Allowing a visitor to upload files to a site may be required for many reasons: for example, to provide users with the ability to add profile pictures, or allow site owners to upload new images without touching or . FTP can be used by web developers to upload files, but it is insecure, and most visitors need a much more user-friendly method.

File uploads present a major potential attack vector for misuse of a site. There are essentially three central security concerns:

  1. Making sure that the user is uploading the right kind of file. (We may want to accept JPEG, GIF or PNG images, for example, but not Word documents, .tif or .avi files)
  2. Determining that the user is uploading the right size of file, both in terms of binary data and (in the case of images) resolution and/or aspect ratio.
  3. Determining that the file has an acceptable file name, and is saved in the correct location on the server.

We need to be as careful as possible in this process: allowing users to upload files to your server is essentially equivalent to leaving the door to your home open.
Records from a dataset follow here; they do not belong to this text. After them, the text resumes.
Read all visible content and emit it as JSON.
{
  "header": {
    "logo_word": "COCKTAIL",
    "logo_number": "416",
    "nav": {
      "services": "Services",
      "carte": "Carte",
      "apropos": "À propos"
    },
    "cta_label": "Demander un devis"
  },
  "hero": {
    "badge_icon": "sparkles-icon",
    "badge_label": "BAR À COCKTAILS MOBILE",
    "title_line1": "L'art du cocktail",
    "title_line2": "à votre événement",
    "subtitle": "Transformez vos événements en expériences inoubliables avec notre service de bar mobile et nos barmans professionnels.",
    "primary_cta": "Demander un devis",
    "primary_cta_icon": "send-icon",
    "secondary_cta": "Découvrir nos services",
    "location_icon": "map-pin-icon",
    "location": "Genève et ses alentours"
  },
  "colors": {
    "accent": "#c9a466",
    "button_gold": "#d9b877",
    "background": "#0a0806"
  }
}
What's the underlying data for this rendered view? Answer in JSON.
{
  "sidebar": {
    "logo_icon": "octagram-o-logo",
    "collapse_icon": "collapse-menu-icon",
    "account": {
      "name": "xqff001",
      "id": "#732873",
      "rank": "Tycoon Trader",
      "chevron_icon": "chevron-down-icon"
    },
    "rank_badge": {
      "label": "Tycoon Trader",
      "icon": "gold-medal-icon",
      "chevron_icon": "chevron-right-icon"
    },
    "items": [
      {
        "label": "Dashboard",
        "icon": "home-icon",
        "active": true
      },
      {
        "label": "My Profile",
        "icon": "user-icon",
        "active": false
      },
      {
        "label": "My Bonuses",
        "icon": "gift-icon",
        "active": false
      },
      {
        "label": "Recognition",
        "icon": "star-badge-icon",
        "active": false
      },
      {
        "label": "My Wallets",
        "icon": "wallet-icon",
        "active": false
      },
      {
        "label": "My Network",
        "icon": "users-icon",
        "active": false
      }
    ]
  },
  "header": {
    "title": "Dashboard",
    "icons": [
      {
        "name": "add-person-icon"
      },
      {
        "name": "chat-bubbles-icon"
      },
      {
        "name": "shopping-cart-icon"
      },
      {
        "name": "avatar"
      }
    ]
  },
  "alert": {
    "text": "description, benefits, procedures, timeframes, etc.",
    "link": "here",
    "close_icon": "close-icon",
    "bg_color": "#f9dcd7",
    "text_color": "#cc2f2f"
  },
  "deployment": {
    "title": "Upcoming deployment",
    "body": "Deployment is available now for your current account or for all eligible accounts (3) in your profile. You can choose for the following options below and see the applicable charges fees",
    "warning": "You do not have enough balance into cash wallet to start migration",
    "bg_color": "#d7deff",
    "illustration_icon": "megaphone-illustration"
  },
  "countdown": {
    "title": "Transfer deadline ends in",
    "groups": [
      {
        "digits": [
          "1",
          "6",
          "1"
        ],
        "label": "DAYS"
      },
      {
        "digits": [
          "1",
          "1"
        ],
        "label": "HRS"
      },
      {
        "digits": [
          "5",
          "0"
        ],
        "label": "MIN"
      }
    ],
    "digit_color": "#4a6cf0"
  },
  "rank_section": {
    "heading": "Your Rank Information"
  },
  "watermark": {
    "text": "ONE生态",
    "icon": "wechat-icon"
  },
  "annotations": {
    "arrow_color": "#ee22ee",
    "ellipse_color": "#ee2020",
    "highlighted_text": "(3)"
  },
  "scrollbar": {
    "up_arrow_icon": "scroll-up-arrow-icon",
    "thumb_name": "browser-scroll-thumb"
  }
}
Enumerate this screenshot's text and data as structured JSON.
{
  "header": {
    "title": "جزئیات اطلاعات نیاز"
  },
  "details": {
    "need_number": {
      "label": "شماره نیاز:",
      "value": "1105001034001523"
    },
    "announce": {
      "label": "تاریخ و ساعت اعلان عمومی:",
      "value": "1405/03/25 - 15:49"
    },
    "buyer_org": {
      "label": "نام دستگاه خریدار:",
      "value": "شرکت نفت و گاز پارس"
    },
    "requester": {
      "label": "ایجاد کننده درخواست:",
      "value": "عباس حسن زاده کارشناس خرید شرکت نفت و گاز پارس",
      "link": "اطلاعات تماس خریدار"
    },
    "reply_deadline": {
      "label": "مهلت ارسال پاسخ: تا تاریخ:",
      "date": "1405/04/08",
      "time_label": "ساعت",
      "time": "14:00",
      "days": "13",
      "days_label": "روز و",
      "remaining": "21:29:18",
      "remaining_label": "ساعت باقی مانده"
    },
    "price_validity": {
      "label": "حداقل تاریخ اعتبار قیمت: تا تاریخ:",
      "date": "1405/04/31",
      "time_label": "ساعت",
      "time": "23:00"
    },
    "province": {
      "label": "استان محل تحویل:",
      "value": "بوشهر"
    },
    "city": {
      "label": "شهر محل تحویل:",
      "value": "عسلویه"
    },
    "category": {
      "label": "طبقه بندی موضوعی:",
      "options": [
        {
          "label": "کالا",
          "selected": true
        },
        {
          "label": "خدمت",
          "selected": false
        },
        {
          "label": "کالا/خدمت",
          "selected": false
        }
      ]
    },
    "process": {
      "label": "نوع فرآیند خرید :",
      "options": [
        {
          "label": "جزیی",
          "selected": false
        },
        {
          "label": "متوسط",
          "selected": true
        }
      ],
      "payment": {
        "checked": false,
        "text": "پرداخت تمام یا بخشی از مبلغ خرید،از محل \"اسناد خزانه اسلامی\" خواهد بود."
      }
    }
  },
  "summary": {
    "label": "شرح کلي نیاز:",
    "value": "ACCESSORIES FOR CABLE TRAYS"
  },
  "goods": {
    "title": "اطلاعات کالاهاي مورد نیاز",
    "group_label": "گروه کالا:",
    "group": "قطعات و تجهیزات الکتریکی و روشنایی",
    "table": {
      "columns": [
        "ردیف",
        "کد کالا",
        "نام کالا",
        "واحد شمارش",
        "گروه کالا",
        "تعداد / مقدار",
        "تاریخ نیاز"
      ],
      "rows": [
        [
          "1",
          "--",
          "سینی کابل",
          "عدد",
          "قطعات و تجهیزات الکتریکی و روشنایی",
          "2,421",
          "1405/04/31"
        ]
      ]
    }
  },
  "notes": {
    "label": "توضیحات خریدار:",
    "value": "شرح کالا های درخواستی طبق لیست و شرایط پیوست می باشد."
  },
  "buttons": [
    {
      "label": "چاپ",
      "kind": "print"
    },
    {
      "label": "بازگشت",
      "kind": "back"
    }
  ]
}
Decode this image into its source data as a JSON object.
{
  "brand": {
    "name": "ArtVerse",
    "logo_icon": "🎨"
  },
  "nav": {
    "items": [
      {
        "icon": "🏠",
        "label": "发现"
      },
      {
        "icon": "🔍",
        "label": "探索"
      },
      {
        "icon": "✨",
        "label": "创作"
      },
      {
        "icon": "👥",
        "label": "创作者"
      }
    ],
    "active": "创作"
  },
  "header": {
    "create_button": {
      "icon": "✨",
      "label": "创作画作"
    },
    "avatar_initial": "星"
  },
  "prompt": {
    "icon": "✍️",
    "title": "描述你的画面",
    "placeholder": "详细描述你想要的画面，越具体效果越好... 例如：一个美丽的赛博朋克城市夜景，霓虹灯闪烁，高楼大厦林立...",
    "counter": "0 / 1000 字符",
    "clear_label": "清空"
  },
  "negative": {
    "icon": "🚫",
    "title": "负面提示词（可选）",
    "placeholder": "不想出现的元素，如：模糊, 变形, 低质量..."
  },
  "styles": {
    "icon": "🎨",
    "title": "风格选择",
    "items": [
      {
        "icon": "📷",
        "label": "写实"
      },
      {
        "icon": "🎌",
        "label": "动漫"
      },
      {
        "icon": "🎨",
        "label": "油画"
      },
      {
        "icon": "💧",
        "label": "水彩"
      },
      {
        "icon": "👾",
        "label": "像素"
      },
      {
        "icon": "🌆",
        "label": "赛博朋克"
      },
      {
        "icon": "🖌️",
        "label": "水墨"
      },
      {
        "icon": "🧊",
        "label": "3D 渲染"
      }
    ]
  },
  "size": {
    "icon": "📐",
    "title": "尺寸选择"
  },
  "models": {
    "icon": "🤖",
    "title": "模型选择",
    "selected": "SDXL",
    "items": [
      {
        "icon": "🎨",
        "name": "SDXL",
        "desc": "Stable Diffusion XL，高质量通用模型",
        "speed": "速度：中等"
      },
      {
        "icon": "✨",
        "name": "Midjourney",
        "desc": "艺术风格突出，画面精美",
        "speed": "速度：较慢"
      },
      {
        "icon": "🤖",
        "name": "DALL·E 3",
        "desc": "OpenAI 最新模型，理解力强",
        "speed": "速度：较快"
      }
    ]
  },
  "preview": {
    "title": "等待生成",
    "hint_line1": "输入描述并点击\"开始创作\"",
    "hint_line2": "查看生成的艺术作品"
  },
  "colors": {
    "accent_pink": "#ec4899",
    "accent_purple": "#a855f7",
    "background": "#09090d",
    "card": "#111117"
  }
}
It is important to note that file uploads from a web page consist of two sides that we must code: the client-side interface (what the user sees and interacts with) and the server-side process of transferring the file. (If this sounds unfamiliar, you will probably want to read up of the concept of client-side vs. server side processing). Appropriate security should be on both sides of this process.

The server-side processing is usually . The client side is usually a combination of HTML and (sometimes) . It’s also notable that HTML5 has a File API that interfaces with JavaScript to allow features like file drag-and-drop, or multiple file uploads, which we will get to eventually.

We’ll start with the HTML side of file uploads.